I don’t know if this will work very well because I haven’t used pulleys, but you could try two gears geared for speed on the end of the pulley. This might now work if you are using the pulleys for something that requires a lot of torque though.
Can you tell us a bit more about your current design? Maybe show a picture?
VEX IQ is mostly a plastic construction system. We all intuitively know that plastic can deflect more than metal does. This is because plastic, on average, has a much larger elastic deformation region when looking at the stress/strain curve.
Put more basically: plastic bendy.
Are you pulling on the plastic and things are bending causing excess friction? Is the belt you are using too small for the distance you have between the pulleys? Are the pulleys on the same plane or are they offset from each other causing the shafts to bend?
The pulleys are on the same plane and the elastic (from the kit) is used. The friction of the pulley slows the motor down. Nothing is in the way of the pulley.
I’m wondering if we should rethink the design and not use the pulley.
In most cases, gears will often work better than pulleys due to their robustness and lack of friction in comparison to pulleys. I don’t know for your specific case since I don’t know what you’re doing, but gears will make the friction much less, and will make the motor spin faster and with more power.
Just because I’m curious now… Does the motor run full speed when there is no belt installed between the pulleys? If it does and is only slowed down when the belt is installed, then you have too small of a belt on there.

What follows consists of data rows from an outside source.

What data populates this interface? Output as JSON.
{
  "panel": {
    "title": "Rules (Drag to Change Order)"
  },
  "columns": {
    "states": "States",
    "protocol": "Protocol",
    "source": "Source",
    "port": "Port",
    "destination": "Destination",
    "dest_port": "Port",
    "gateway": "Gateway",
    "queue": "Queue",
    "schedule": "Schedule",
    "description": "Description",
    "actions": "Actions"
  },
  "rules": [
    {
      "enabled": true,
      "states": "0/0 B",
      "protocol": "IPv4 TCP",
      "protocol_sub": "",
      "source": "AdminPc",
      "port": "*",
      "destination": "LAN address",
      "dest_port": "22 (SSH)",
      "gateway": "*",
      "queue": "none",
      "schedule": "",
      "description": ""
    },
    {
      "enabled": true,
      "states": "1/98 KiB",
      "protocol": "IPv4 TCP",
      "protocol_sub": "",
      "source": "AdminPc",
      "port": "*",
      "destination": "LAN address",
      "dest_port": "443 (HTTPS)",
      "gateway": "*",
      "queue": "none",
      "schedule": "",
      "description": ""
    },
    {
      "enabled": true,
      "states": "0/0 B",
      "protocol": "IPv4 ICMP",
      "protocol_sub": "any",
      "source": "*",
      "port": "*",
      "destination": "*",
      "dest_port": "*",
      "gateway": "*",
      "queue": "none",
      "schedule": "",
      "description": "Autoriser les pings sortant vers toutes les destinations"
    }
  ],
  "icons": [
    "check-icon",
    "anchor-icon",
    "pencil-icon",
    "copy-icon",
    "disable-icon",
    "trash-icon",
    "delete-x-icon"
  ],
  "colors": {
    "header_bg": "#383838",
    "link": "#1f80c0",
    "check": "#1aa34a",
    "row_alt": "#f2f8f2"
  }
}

Now, similar to what @FRC973 said, gears are probbly a more robust solution. A big reason they would be better is because they require the gears to be on pitch and would eliminate the ability to too little/too much spacing between components. Another reason would be that under too much load, a belt can slip on a pulley and no longer transfer torque. Gears can’t really slip in the same way, and will be more reliable with less math involved.